Read the story behind Kettle Fire Creative’s mural design honoring Leonard Bernstein, now installed in Downtown Colorado Springs near Tejon Street and Vermijo Avenue.
A personal invitation
On August 3, 2017, we received an exciting email from the Downtown Ventures of Colorado Springs, the nonprofit arm of the Downtown Partnership. It said they were reaching out to a short list of local designers about an upcoming project and they hoped we’d be interested in submitting a proposal. We worked with Downtown Partnership, the organization responsible for making Downtown the economic, civic, and cultural heart of Colorado Springs, on the Intersection public art project in 2015. Naturally, we were more than a little pumped that we had a chance of working together on another installation in Downtown Colorado Springs.
The project details
The Colorado Springs Philharmonic, is celebrating Leonard Bernstein in their 2018 season. The late composer would’ve turned 100 in 2018, and the Philharmonic wants to make a big statement about his contributions to music and the arts. The request for proposals (RFP) asked us to design a 100-square-foot mural that included Bernstein’s likeness and a particular quotation. The design was to be largely typographic and evoke the feeling of symphonic music while using little to no musical symbols. Preference was given to designs that would engage pedestrians at street level.
Who is Leonard Bernstein?
Leonard Bernstein (1918 – 1990) was a composer, conductor, educator, and humanitarian. His career had great range. I’m most familiar with his musicals like West Side Story and On the Town, but he also composed complex, meaningful pieces including a Plato-inspired violin concerto and an arrangement of Hebrew psalms for chorus and orchestra. Bernstein at 100 is a world-wide celebration including more than 2,000 events on six continents.
A cement grid
The Colorado Springs Bernstein at 100 mural was destined for the east-facing side of the El Paso County sheriff’s building near Tejon Street and Vermijo Avenue. This is a massive cement wall imprinted with a grid of golden-ratio rectangles. Josh and I visited the proposed installation site and took photos from the sidewalk, the other side of the street, the opposite corner, etc. This led to two major conclusions: First, 100 square feet of vinyl was going to look tiny on the 5,200-square-foot wall unless we broke the design into pieces that visually activated more space. Second, the best way to make the piece look like permanent art instead of a temporary advertisement was to work with the grid.
Music without notes
There were several challenges in designing the mural. How do you represent music without notes and symbols? How do you capture the breadth and impact of Bernstein’s work? How do you do both with only 100 square feet?!
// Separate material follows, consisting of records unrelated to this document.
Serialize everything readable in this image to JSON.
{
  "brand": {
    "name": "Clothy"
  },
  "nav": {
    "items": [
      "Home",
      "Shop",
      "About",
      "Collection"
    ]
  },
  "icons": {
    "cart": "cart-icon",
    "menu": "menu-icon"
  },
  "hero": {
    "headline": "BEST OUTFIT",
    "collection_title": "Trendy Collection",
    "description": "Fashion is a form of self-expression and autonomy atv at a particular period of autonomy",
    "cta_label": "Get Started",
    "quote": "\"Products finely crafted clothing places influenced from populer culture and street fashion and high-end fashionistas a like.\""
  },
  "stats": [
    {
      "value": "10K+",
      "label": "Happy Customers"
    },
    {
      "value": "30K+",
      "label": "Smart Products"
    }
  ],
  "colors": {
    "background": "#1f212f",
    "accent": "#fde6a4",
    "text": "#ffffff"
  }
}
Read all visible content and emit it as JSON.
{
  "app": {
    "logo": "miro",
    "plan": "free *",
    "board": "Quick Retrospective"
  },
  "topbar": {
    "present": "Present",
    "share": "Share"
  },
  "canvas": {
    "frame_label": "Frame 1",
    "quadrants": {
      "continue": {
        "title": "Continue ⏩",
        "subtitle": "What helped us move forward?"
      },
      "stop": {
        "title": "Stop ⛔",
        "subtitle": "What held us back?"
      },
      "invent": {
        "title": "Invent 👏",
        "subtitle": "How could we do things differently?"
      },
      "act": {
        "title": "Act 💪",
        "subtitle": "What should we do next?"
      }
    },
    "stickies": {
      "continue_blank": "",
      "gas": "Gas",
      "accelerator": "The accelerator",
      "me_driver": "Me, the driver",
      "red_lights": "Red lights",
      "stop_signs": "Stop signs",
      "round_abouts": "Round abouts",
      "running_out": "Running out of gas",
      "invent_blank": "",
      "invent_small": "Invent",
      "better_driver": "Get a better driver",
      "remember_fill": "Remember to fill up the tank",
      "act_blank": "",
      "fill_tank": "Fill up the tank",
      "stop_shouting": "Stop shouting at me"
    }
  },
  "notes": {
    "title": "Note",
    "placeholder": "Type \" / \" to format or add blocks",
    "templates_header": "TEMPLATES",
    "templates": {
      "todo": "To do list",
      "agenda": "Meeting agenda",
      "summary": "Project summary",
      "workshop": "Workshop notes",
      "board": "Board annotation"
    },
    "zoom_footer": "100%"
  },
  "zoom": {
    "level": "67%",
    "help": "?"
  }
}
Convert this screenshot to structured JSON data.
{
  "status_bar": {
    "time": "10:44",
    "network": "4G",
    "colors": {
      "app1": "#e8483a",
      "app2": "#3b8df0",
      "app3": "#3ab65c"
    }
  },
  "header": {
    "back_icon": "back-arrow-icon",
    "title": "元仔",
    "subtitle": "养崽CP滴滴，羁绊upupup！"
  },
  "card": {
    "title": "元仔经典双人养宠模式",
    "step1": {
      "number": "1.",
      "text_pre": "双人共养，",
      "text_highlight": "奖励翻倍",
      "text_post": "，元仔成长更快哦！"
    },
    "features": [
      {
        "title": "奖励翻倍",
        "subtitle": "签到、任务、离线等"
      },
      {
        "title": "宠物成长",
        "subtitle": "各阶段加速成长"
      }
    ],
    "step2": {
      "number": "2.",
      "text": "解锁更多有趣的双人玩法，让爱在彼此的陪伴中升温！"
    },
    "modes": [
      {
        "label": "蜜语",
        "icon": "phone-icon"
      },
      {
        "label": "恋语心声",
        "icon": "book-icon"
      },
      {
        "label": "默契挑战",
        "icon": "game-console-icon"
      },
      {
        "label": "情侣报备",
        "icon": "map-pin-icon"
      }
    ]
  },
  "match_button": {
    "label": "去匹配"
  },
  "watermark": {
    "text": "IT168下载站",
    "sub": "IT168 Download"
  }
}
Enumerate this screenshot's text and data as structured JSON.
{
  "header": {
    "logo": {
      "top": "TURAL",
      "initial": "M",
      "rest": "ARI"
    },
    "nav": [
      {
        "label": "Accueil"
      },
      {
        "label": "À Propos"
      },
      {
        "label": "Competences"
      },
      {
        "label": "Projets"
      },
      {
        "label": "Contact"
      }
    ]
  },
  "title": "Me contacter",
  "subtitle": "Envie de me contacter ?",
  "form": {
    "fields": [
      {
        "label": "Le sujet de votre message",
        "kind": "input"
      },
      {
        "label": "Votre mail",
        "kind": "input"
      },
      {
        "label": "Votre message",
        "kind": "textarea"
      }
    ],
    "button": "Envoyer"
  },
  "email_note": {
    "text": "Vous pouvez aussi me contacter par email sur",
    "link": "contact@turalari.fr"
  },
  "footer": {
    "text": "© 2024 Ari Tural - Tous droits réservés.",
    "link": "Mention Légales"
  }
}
To address the symphonic element, we thought about the nature of a symphony: Many pieces, each with their own identity, each complementing and enhancing the other, coming together to create a whole greater than the sum of its parts. The unity of melodies and harmonies into a cohesive composition. This is shown in the way many pieces, each with unique colors and patterns, are unified in our mural design.
Doing justice to Bernstein’s life and work took a good deal of thought. Like a symphony, he was an amalgamation. The color palette of our mural design demonstrates the diversity of his work: from bright and poppy to cool and contemplative. We also took an artistic approach to Bernstein’s likeness, allowing it to display the multidimensional nature of his music and life. Finally, the use of line represents the internal and external conflicts of Bernstein’s life and the beauty that emerged from them. The idea of conflict also comes through in the quote the Philharmonic chose to feature in the mural:
“This will be our response to violence: to make music more intensely, more beautifully, more devotedly than ever before.” ~ Leonard Bernstein
Triple the size
On September 26, we received a wonderful phone call. The committee chose our design for the Bernstein at 100 mural. In fact, they loved it so much that they increased their budget enough to produce the mural at triple the size! With 300 square feet to work with, we strategically updated the design, keeping it in line with the building grid and greatly increasing the overall impact. We worked with the printer, Sign Shop Illuminated, to maximize the design impact within the budget. At last, on October 25, we had the pleasure of seeing our work installed on the sheriff’s building, where it will remain for up to ten years.
Kettle Fire Creative would like to thank Claire Swinford, Laurel Prud’homme, Downtown Ventures, Downtown Partnership, the Colorado Springs Philharmonic, Dave Mitschler, and all others who helped make the Bernstein at 100 mural design project possible.
Beyond Bernstein at 100, Downtown Colorado Springs is full of stunning public art pieces and mural designs. Tell us about your favorites in the comments.